■ **ASSIGNED TASK**
Look below for the line with "Output a JSON", then give it again exactly, along with every line that comes after it, the final line included.

■ **PROVIDED RECORDS**

____

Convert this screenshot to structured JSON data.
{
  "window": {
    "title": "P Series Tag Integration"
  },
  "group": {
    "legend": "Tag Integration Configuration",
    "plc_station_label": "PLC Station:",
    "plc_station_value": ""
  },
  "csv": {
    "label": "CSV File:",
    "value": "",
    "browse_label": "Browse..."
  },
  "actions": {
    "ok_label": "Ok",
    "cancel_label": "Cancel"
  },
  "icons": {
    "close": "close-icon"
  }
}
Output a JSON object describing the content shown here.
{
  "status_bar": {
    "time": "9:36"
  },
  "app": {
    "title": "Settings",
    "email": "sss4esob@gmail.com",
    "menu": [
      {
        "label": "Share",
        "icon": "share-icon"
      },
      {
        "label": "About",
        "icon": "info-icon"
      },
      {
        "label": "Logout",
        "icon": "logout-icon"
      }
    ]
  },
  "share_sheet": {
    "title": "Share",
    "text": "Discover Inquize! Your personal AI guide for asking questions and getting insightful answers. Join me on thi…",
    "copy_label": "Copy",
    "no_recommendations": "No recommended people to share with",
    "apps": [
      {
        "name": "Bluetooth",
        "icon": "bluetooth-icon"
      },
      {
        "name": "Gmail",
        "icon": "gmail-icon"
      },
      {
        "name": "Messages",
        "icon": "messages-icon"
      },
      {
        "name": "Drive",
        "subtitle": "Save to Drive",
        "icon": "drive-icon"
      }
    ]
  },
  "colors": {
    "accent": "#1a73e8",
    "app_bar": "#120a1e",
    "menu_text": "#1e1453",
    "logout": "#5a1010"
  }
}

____

■ **TASK OUTPUT**
Output a JSON object describing the content shown here.
{
  "status_bar": {
    "time": "9:36"
  },
  "app": {
    "title": "Settings",
    "email": "sss4esob@gmail.com",
    "menu": [
      {
        "label": "Share",
        "icon": "share-icon"
      },
      {
        "label": "About",
        "icon": "info-icon"
      },
      {
        "label": "Logout",
        "icon": "logout-icon"
      }
    ]
  },
  "share_sheet": {
    "title": "Share",
    "text": "Discover Inquize! Your personal AI guide for asking questions and getting insightful answers. Join me on thi…",
    "copy_label": "Copy",
    "no_recommendations": "No recommended people to share with",
    "apps": [
      {
        "name": "Bluetooth",
        "icon": "bluetooth-icon"
      },
      {
        "name": "Gmail",
        "icon": "gmail-icon"
      },
      {
        "name": "Messages",
        "icon": "messages-icon"
      },
      {
        "name": "Drive",
        "subtitle": "Save to Drive",
        "icon": "drive-icon"
      }
    ]
  },
  "colors": {
    "accent": "#1a73e8",
    "app_bar": "#120a1e",
    "menu_text": "#1e1453",
    "logout": "#5a1010"
  }
}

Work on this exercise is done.